* [REQUIRED WORK]:
An unchanged copy of each entry below is needed; keep the pictures out of it.

* [RECORDS PROVIDED]:
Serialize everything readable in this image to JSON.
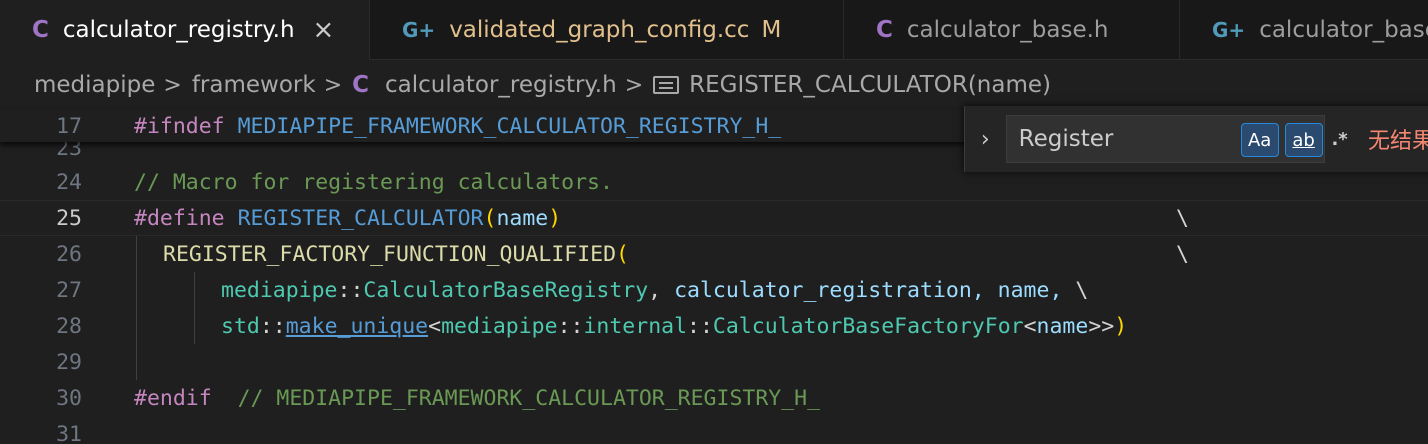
{
  "tabs": [
    {
      "icon": "C",
      "label": "calculator_registry.h",
      "close": "×"
    },
    {
      "icon": "G+",
      "label": "validated_graph_config.cc",
      "badge": "M"
    },
    {
      "icon": "C",
      "label": "calculator_base.h"
    },
    {
      "icon": "G+",
      "label": "calculator_base"
    }
  ],
  "breadcrumb": {
    "items": [
      "mediapipe",
      "framework",
      "calculator_registry.h",
      "REGISTER_CALCULATOR(name)"
    ],
    "file_icon": "C",
    "separator": ">"
  },
  "find": {
    "query": "Register",
    "toggle_icon": "›",
    "match_case": "Aa",
    "whole_word": "ab",
    "regex": ".*",
    "result": "无结果"
  },
  "editor": {
    "sticky": {
      "ln": "17",
      "directive": "#ifndef",
      "macro": "MEDIAPIPE_FRAMEWORK_CALCULATOR_REGISTRY_H_"
    },
    "line_numbers": [
      "23",
      "24",
      "25",
      "26",
      "27",
      "28",
      "29",
      "30",
      "31"
    ],
    "code": {
      "comment24": "// Macro for registering calculators.",
      "define": "#define",
      "macro_name": "REGISTER_CALCULATOR",
      "lparen": "(",
      "param": "name",
      "rparen": ")",
      "bs": "\\",
      "fn26": "REGISTER_FACTORY_FUNCTION_QUALIFIED",
      "ns_mediapipe": "mediapipe",
      "scope": "::",
      "registry_type": "CalculatorBaseRegistry",
      "comma_sp": ", ",
      "reg_ident": "calculator_registration",
      "name_comma": ", name, ",
      "std": "std",
      "make_unique": "make_unique",
      "lt": "<",
      "internal": "internal",
      "factory": "CalculatorBaseFactoryFor",
      "gtgt": ">>",
      "endif": "#endif",
      "endif_comment": "// MEDIAPIPE_FRAMEWORK_CALCULATOR_REGISTRY_H_"
    }
  }
}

* [TASK ANSWER]:
Serialize everything readable in this image to JSON.
{
  "tabs": [
    {
      "icon": "C",
      "label": "calculator_registry.h",
      "close": "×"
    },
    {
      "icon": "G+",
      "label": "validated_graph_config.cc",
      "badge": "M"
    },
    {
      "icon": "C",
      "label": "calculator_base.h"
    },
    {
      "icon": "G+",
      "label": "calculator_base"
    }
  ],
  "breadcrumb": {
    "items": [
      "mediapipe",
      "framework",
      "calculator_registry.h",
      "REGISTER_CALCULATOR(name)"
    ],
    "file_icon": "C",
    "separator": ">"
  },
  "find": {
    "query": "Register",
    "toggle_icon": "›",
    "match_case": "Aa",
    "whole_word": "ab",
    "regex": ".*",
    "result": "无结果"
  },
  "editor": {
    "sticky": {
      "ln": "17",
      "directive": "#ifndef",
      "macro": "MEDIAPIPE_FRAMEWORK_CALCULATOR_REGISTRY_H_"
    },
    "line_numbers": [
      "23",
      "24",
      "25",
      "26",
      "27",
      "28",
      "29",
      "30",
      "31"
    ],
    "code": {
      "comment24": "// Macro for registering calculators.",
      "define": "#define",
      "macro_name": "REGISTER_CALCULATOR",
      "lparen": "(",
      "param": "name",
      "rparen": ")",
      "bs": "\\",
      "fn26": "REGISTER_FACTORY_FUNCTION_QUALIFIED",
      "ns_mediapipe": "mediapipe",
      "scope": "::",
      "registry_type": "CalculatorBaseRegistry",
      "comma_sp": ", ",
      "reg_ident": "calculator_registration",
      "name_comma": ", name, ",
      "std": "std",
      "make_unique": "make_unique",
      "lt": "<",
      "internal": "internal",
      "factory": "CalculatorBaseFactoryFor",
      "gtgt": ">>",
      "endif": "#endif",
      "endif_comment": "// MEDIAPIPE_FRAMEWORK_CALCULATOR_REGISTRY_H_"
    }
  }
}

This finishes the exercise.